Thursday looks like it’s going to be a lovely day, so I plan to make the trek downtown to the Blanton to take photos of the installation (and of my tree) with a proper camera. There were so many clever, creative, unique, and down-right awesome trees, and I want to have photos to remember them by in my old age. Mine too, though I think it’s possible my tree is only awesome to me. For as much thought and planning went into it, it seems rather plain compared to others, but for me it does express what I meant it to express. “Building upon the singularity and simplicity of the trunk, the progression moves up and out into the chaotic fracticality of the branches and limbs and onward to the complexity of the entire multiverse,” was how I described my intention to Lin … who giggled, because it’s such an artsy way to describe having knit my stripes in the sequence of Fibonacci. All the same, that was indeed what my thoughts were on all those long afternoons spent knitting the thing.†
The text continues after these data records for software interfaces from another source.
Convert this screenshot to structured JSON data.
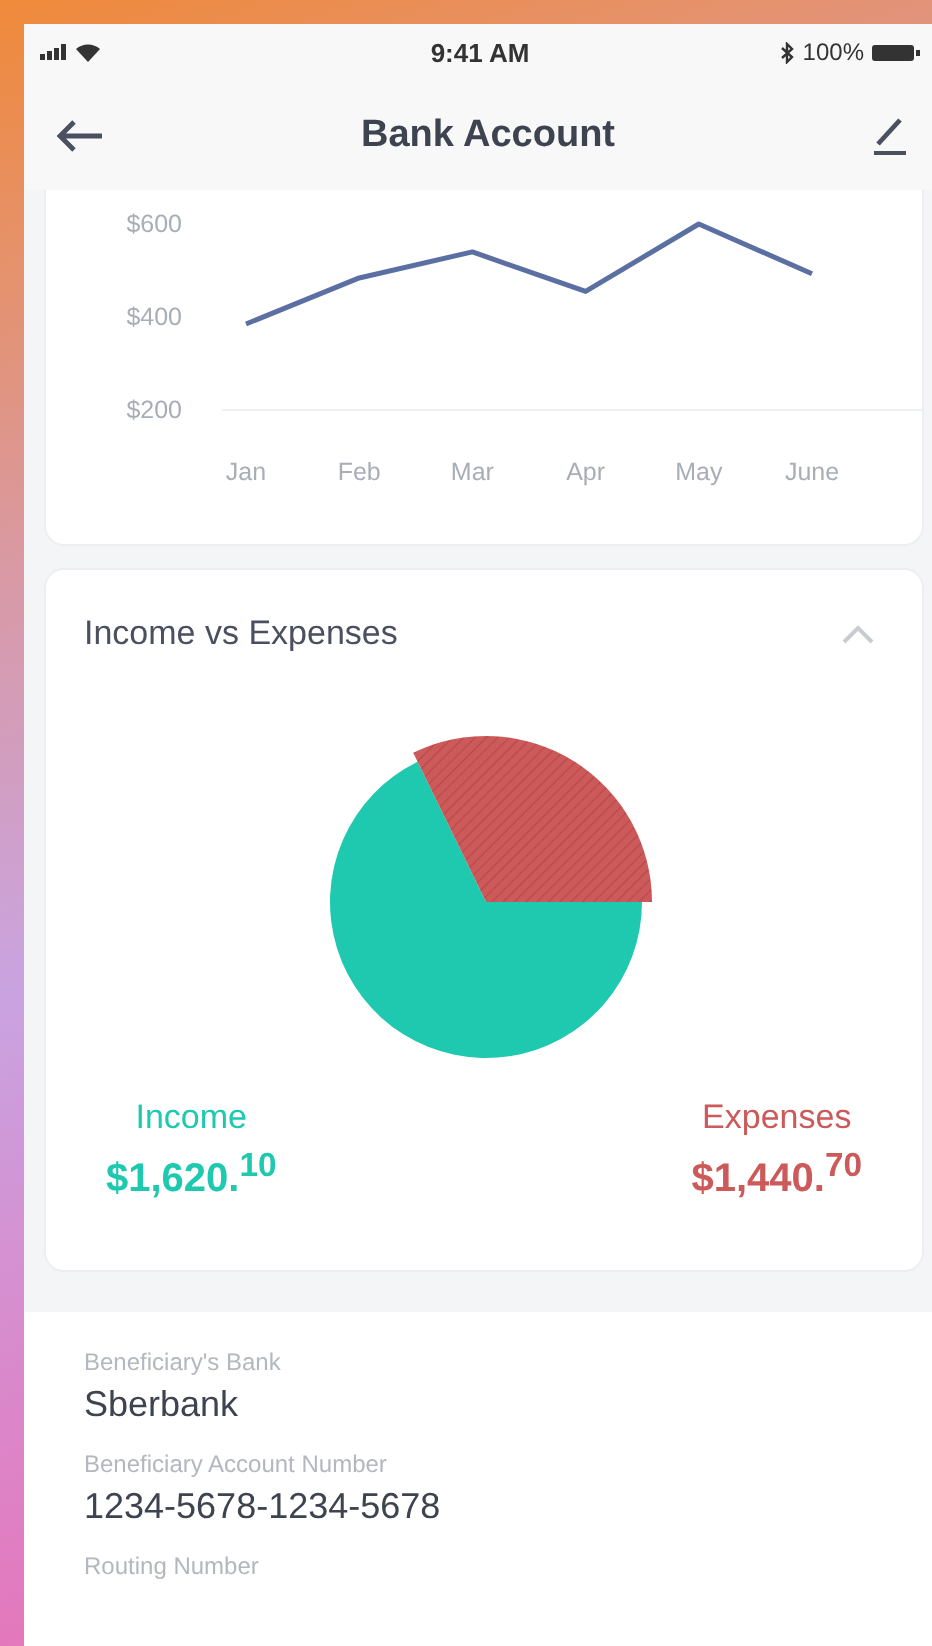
{
  "status_bar": {
    "time": "9:41 AM",
    "battery": "100%"
  },
  "nav": {
    "title": "Bank Account"
  },
  "balance_chart": {
    "chart_data": {
      "type": "line",
      "ylim": [
        200,
        600
      ],
      "categories": [
        "Jan",
        "Feb",
        "Mar",
        "Apr",
        "May",
        "June"
      ],
      "yticks": [
        {
          "value": 200,
          "label": "$200"
        },
        {
          "value": 400,
          "label": "$400"
        },
        {
          "value": 600,
          "label": "$600"
        }
      ],
      "series": [
        {
          "color": "#5b6fa3",
          "values": [
            385,
            484,
            540,
            455,
            600,
            493
          ]
        }
      ]
    }
  },
  "income_expenses": {
    "title": "Income vs Expenses",
    "expanded": true,
    "legend": [
      {
        "label": "Income",
        "amount": "$1,620.$^{10}$",
        "color": "#1ec9b0"
      },
      {
        "label": "Expenses",
        "amount": "$1,440.$^{70}$",
        "color": "#cc5a5a"
      }
    ]
  },
  "details": [
    {
      "label": "Beneficiary's Bank",
      "value": "Sberbank"
    },
    {
      "label": "Beneficiary Account Number",
      "value": "1234-5678-1234-5678"
    },
    {
      "label": "Routing Number"
    }
  ]
}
Anyway, it’s weird the way I feel like I miss “my tree” and I wonder from time to time throughout the day how “my tree” is doing. LOL! And now I must stop sitting here missing “my tree” and get back to the housework.Footnotes